WHAT YOU SHOULD DO >> Determine how many lines in the records hold "Phone", then give that number by itself.

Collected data
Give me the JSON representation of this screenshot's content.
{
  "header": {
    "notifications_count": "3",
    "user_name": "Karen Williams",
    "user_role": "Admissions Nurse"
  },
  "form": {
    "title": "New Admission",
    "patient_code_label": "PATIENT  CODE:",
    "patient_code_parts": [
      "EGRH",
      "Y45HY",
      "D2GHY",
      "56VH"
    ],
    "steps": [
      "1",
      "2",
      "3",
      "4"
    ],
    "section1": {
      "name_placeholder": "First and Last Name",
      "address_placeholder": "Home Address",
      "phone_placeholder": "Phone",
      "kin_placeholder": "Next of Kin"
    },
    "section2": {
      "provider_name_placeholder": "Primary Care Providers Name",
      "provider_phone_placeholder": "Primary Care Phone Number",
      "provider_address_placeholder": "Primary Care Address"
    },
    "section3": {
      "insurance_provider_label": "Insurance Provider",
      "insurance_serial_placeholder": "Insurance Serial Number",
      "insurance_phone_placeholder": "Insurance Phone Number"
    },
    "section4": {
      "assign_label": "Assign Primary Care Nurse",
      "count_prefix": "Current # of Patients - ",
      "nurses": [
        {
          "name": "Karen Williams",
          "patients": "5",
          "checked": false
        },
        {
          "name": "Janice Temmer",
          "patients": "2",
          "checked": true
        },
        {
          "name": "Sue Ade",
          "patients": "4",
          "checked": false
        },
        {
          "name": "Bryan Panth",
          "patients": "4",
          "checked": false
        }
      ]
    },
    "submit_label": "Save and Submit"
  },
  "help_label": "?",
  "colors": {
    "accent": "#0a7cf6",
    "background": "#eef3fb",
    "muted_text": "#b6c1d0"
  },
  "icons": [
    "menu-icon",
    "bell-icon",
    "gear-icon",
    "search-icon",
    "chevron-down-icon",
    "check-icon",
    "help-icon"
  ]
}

EXPECTED OUTPUT >> 3